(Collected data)
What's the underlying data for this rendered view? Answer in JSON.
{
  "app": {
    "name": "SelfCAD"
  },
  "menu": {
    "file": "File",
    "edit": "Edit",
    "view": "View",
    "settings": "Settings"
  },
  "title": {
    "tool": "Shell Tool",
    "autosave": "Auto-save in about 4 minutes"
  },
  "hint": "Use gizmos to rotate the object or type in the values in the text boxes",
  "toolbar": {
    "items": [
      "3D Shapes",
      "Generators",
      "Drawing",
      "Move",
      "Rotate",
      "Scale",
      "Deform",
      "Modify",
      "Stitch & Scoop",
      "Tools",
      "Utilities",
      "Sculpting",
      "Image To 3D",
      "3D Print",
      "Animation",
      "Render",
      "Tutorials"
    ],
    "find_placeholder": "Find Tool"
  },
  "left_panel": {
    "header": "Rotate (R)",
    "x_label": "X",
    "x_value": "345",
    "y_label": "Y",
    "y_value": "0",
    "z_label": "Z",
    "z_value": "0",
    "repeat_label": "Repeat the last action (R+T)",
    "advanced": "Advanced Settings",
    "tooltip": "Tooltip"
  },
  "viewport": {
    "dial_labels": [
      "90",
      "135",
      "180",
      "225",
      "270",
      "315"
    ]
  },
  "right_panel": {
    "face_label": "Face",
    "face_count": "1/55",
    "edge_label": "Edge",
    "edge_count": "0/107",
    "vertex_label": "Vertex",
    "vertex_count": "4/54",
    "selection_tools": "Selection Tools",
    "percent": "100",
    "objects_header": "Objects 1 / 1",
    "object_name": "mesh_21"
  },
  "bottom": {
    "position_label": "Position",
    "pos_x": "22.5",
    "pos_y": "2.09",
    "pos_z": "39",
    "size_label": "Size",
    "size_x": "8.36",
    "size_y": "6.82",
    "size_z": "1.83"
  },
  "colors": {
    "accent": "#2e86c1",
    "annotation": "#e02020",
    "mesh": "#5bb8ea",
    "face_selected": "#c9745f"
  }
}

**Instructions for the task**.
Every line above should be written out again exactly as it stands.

**Completed task**.
What's the underlying data for this rendered view? Answer in JSON.
{
  "app": {
    "name": "SelfCAD"
  },
  "menu": {
    "file": "File",
    "edit": "Edit",
    "view": "View",
    "settings": "Settings"
  },
  "title": {
    "tool": "Shell Tool",
    "autosave": "Auto-save in about 4 minutes"
  },
  "hint": "Use gizmos to rotate the object or type in the values in the text boxes",
  "toolbar": {
    "items": [
      "3D Shapes",
      "Generators",
      "Drawing",
      "Move",
      "Rotate",
      "Scale",
      "Deform",
      "Modify",
      "Stitch & Scoop",
      "Tools",
      "Utilities",
      "Sculpting",
      "Image To 3D",
      "3D Print",
      "Animation",
      "Render",
      "Tutorials"
    ],
    "find_placeholder": "Find Tool"
  },
  "left_panel": {
    "header": "Rotate (R)",
    "x_label": "X",
    "x_value": "345",
    "y_label": "Y",
    "y_value": "0",
    "z_label": "Z",
    "z_value": "0",
    "repeat_label": "Repeat the last action (R+T)",
    "advanced": "Advanced Settings",
    "tooltip": "Tooltip"
  },
  "viewport": {
    "dial_labels": [
      "90",
      "135",
      "180",
      "225",
      "270",
      "315"
    ]
  },
  "right_panel": {
    "face_label": "Face",
    "face_count": "1/55",
    "edge_label": "Edge",
    "edge_count": "0/107",
    "vertex_label": "Vertex",
    "vertex_count": "4/54",
    "selection_tools": "Selection Tools",
    "percent": "100",
    "objects_header": "Objects 1 / 1",
    "object_name": "mesh_21"
  },
  "bottom": {
    "position_label": "Position",
    "pos_x": "22.5",
    "pos_y": "2.09",
    "pos_z": "39",
    "size_label": "Size",
    "size_x": "8.36",
    "size_y": "6.82",
    "size_z": "1.83"
  },
  "colors": {
    "accent": "#2e86c1",
    "annotation": "#e02020",
    "mesh": "#5bb8ea",
    "face_selected": "#c9745f"
  }
}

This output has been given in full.